Work instructions. In the material below, some lines carry "Version". Copy each such line.

Extracted data.
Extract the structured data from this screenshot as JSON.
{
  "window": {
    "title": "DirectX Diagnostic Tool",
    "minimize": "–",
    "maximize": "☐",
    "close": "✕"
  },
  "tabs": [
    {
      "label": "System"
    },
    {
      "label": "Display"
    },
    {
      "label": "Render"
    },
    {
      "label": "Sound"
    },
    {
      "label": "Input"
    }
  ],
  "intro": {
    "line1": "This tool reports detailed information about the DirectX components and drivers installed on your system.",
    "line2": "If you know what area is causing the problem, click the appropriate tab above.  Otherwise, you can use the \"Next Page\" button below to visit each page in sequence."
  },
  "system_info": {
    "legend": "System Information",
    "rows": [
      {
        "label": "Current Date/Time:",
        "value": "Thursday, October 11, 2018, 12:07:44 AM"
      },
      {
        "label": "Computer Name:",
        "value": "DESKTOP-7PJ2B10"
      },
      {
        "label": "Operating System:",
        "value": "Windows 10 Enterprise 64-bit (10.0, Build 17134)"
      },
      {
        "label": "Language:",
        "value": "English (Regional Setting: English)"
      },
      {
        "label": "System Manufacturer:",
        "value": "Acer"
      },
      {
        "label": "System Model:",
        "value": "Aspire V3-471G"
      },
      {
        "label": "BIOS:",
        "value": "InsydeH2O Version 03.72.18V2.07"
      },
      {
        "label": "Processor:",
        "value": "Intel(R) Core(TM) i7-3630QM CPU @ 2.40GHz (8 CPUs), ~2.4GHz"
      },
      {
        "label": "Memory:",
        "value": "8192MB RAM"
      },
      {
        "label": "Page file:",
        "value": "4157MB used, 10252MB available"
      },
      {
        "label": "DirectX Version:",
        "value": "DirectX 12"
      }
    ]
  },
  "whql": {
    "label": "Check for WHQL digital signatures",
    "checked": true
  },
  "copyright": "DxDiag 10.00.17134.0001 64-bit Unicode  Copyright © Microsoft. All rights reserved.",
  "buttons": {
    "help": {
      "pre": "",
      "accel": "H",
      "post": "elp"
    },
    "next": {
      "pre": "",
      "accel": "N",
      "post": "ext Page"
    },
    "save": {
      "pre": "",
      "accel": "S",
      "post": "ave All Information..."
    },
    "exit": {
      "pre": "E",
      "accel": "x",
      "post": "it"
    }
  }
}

Answer box.
        "value": "InsydeH2O Version 03.72.18V2.07"
        "label": "DirectX Version:",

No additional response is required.